Find and copy each line of the records where the string "spanning" shows up.

┏━━

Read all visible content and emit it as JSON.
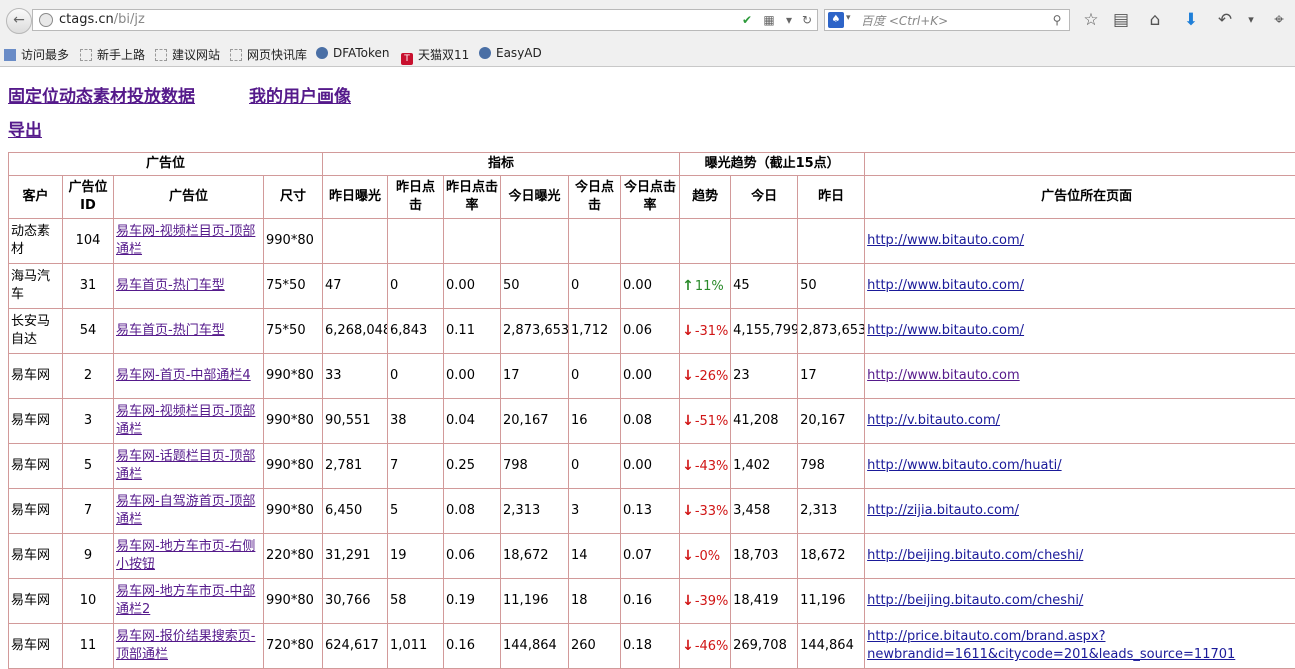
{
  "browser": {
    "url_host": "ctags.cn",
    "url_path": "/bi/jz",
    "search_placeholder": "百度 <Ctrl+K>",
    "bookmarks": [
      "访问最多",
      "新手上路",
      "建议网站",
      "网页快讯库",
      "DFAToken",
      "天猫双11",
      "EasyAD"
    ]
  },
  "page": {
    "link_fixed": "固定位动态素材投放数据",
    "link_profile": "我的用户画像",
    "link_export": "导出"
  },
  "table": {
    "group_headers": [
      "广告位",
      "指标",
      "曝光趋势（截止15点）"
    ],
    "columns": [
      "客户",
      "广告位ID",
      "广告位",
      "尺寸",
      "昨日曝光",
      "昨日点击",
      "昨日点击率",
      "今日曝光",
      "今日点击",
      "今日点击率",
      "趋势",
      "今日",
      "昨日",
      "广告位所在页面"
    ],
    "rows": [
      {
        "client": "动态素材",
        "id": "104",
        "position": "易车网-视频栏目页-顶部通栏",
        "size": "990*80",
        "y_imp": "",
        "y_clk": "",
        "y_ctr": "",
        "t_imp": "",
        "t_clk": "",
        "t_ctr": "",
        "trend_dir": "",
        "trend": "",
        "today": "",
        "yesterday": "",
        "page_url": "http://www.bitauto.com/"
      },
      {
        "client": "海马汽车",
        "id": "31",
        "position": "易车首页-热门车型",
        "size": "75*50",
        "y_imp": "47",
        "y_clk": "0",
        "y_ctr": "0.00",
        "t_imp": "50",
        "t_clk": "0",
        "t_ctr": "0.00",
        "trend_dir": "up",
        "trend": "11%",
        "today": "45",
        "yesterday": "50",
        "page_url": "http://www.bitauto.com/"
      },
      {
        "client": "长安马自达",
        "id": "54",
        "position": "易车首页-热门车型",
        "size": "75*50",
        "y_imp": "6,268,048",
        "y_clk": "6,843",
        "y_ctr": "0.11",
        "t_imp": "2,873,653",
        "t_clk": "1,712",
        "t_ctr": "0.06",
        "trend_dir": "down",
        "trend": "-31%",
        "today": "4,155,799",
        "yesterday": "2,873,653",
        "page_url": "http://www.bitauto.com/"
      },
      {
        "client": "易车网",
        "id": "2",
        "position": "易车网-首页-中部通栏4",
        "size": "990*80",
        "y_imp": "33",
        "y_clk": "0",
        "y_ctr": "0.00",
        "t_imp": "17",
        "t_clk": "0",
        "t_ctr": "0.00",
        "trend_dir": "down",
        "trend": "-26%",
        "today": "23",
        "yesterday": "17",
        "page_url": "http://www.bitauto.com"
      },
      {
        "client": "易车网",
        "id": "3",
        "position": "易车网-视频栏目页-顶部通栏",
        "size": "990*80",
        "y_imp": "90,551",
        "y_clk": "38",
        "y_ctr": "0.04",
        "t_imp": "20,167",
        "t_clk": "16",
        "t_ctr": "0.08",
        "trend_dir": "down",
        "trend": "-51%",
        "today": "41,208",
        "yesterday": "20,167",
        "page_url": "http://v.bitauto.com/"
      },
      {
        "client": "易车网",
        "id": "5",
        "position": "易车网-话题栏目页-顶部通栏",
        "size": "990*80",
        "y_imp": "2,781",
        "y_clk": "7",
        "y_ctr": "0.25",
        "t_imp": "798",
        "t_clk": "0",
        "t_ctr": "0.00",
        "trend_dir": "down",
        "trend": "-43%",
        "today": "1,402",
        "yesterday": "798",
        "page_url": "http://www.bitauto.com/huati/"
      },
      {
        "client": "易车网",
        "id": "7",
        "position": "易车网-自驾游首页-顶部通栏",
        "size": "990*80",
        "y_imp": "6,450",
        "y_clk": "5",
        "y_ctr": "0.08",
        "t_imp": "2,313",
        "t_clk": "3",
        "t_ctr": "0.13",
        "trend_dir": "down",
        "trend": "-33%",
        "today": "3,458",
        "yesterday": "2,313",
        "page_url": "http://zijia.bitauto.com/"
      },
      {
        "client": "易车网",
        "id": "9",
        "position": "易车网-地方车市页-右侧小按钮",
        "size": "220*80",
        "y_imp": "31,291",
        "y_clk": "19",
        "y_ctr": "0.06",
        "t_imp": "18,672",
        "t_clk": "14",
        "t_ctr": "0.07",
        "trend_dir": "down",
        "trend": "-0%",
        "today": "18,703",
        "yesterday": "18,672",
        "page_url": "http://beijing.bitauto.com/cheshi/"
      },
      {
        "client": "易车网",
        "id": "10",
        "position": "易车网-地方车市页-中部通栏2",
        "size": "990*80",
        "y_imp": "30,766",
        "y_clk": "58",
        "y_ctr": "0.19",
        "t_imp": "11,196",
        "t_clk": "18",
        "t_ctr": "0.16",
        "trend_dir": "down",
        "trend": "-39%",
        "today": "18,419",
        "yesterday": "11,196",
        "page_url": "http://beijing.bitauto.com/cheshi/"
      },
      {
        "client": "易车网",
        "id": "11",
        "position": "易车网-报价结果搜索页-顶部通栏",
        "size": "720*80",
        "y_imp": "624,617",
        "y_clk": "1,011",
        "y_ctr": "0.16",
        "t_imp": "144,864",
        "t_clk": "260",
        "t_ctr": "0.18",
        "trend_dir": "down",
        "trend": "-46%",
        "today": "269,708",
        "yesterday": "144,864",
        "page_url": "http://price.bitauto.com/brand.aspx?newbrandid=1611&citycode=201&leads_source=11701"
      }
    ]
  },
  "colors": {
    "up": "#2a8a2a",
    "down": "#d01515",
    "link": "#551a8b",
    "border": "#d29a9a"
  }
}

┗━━
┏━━

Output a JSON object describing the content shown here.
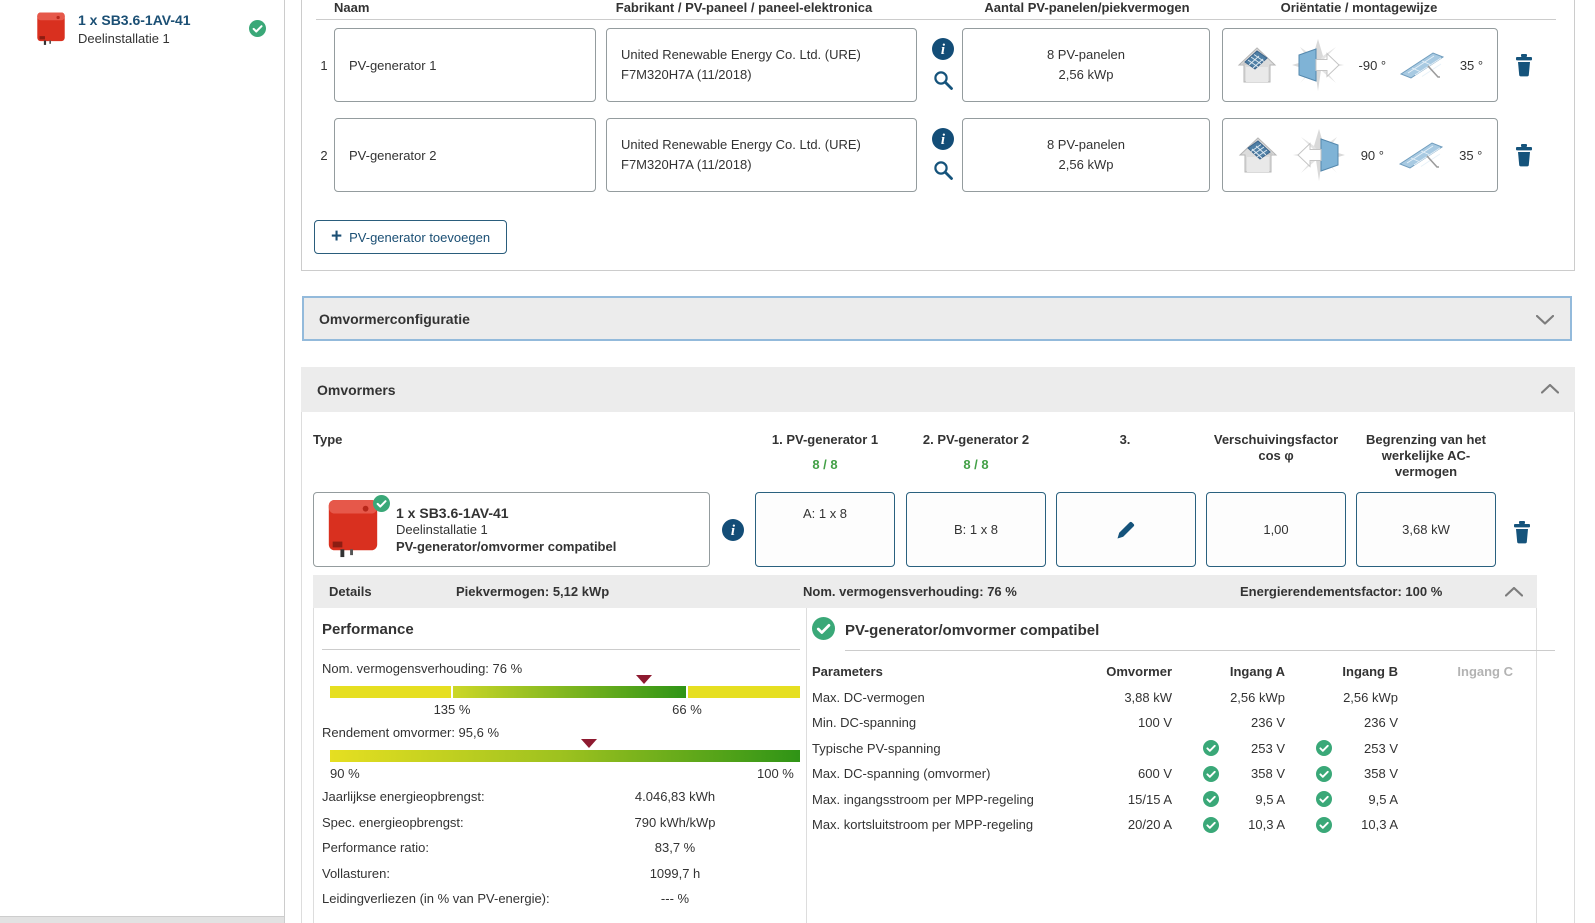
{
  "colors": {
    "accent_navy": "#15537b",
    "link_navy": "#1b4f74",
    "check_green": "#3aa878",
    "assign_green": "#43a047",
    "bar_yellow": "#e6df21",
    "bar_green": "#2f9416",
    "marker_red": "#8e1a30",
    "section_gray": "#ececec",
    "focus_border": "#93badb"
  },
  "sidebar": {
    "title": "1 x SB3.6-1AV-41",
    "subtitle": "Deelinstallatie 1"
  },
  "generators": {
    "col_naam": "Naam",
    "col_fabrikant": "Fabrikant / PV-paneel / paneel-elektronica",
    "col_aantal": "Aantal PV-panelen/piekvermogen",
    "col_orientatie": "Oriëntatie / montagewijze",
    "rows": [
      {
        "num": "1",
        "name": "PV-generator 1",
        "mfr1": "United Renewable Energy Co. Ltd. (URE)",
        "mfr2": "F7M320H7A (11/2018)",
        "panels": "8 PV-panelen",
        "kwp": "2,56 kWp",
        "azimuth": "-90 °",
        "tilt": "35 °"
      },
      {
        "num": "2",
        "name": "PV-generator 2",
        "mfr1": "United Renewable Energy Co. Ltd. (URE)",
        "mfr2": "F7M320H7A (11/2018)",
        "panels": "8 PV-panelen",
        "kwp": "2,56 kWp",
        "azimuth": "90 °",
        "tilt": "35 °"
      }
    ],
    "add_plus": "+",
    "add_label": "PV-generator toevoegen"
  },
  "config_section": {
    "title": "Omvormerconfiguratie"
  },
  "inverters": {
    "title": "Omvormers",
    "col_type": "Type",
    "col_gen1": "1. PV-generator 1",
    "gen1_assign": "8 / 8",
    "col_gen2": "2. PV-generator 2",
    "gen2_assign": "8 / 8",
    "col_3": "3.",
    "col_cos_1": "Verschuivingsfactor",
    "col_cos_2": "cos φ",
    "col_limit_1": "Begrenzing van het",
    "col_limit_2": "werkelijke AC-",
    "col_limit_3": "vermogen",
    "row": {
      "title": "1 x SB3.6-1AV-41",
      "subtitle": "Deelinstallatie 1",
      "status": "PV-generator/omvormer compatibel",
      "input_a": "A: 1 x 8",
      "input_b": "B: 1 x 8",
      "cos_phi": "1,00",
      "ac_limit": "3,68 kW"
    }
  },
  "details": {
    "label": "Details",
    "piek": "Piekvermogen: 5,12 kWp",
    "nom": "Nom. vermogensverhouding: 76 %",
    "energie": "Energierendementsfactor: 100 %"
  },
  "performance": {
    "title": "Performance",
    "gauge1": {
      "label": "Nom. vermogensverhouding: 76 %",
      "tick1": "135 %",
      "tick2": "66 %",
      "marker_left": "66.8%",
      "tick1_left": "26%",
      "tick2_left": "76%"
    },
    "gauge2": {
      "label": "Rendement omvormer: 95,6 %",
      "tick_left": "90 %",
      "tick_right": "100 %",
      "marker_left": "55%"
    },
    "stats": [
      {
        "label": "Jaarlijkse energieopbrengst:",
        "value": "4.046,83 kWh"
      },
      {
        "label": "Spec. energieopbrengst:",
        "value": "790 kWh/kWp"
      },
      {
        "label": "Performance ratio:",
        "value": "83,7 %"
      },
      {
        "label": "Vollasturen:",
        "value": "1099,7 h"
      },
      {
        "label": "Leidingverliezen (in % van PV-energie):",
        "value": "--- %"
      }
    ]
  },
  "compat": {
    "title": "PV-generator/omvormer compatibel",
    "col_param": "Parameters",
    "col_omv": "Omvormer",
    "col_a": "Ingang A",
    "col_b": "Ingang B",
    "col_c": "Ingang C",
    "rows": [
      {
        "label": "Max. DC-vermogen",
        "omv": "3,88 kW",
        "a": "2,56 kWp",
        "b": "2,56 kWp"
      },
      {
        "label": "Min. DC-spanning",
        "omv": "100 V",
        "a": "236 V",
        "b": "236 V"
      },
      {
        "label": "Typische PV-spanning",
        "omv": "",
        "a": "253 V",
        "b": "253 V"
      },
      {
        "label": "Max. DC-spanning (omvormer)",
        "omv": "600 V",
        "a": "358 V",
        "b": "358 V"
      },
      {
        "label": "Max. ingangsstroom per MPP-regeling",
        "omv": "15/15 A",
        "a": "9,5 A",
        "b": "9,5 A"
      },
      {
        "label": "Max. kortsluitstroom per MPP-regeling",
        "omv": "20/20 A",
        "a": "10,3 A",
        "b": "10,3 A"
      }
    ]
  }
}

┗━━

## [YOUR RESPONSE]
        "label": "Min. DC-spanning",
        "label": "Typische PV-spanning",
        "label": "Max. DC-spanning (omvormer)",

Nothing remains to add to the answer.